Her more interesting insight is that where there is a market-dominant minority, it will work to sabotage democracy. This identifies a tension between US's espousal of free markets on the one hand, and its rhetoric for the introduction of democracy in authoritarian countries on the other. The very sections of society that are benefiting from US-encouraged global capitalism will resist democratisation. Taking the case of Latin America, Amy Chua notes, "what these [European-blooded] elites decidedly don't want from democracy is to have property rights and economic policies suddenly determined by their country's poorly educated, impoverished Indian-blooded majorities… nor is it clear that democratization of the Arab states would be in Israel's best interests. In Egypt for example, rapid democratization might well bring to power a regime much more hostile to Israel than Hosni Mobarek's autocratic military rule". She notes that "majority rule in many countries outside the west could indeed produce anti-market, ethnically violent outcomes".

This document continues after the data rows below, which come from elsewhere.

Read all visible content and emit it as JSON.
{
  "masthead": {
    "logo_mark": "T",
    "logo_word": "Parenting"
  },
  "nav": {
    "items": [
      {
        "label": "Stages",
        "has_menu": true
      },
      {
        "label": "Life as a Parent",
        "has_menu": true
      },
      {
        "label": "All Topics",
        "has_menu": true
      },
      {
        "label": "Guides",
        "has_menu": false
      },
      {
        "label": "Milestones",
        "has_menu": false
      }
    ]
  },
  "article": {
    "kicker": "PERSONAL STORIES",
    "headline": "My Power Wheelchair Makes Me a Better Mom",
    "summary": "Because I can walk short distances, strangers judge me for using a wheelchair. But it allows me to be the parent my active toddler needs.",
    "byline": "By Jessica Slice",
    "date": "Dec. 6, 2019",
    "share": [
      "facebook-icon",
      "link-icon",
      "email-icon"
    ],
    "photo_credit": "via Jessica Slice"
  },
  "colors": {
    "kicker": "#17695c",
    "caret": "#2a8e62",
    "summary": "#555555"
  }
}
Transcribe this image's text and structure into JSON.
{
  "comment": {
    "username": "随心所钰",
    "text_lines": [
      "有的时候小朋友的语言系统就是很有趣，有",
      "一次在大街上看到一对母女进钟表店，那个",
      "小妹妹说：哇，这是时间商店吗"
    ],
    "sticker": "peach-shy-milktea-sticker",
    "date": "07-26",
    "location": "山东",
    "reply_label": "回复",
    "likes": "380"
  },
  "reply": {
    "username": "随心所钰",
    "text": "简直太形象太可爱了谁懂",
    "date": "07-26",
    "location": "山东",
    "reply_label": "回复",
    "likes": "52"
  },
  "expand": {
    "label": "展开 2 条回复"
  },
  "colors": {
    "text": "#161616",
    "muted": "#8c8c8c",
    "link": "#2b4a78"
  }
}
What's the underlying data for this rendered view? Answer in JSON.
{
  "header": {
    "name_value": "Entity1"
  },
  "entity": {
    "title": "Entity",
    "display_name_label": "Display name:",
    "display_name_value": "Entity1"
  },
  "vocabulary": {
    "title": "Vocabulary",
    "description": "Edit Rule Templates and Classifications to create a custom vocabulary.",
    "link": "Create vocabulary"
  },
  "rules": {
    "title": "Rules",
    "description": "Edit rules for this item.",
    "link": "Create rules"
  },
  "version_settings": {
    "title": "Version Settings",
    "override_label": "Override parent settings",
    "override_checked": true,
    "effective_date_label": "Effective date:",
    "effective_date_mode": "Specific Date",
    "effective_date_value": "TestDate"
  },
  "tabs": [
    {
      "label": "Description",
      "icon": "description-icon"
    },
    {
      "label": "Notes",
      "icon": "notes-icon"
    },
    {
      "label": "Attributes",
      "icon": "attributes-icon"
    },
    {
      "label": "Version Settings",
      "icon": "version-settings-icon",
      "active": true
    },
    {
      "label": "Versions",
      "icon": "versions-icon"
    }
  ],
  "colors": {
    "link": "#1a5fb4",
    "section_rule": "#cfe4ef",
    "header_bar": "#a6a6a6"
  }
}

It is disappointing that given her candour elsewhere Chua does not really face up to the canker in the apple: how can a greedy capitalist culture marked by scandals such as Enron within the US itself be something fit for export? Why is a policy of protectionism and domestic subsidy practiced by the US and European countries, but denied to others? Moreover she compromises on the issue of democratisation, suggesting full-scale democracy should be moderated: "the United States should not promote unrestrained, overnight majority rule…In the West the primary restraints on the excesses of majority rule take the form of constitutional safeguards - minority protections and guarantees against arbitrary government confiscations. But as with the Western style welfare state, Western style constitutional safeguards may not be realistic or adequate outside the West". Why ever not? Isn't India's Supreme Court doing the very thing at the moment in its rulings relating to felonies by the BJP government of Gujarat? Her's is a prescription that smacks of "you're not ready for democracy, not yet". If 'democracy' was substituted by 'self-rule', then this is exactly what the colonialists used to say yesteryear. Readers interested in a more substantive criticism of global capitalism and the US's new world order would find much useful information in an amazing magazine published in Penang, Malaysia by the Third World Network, the monthly 'Third World Resurgence'.
M. A. Sherif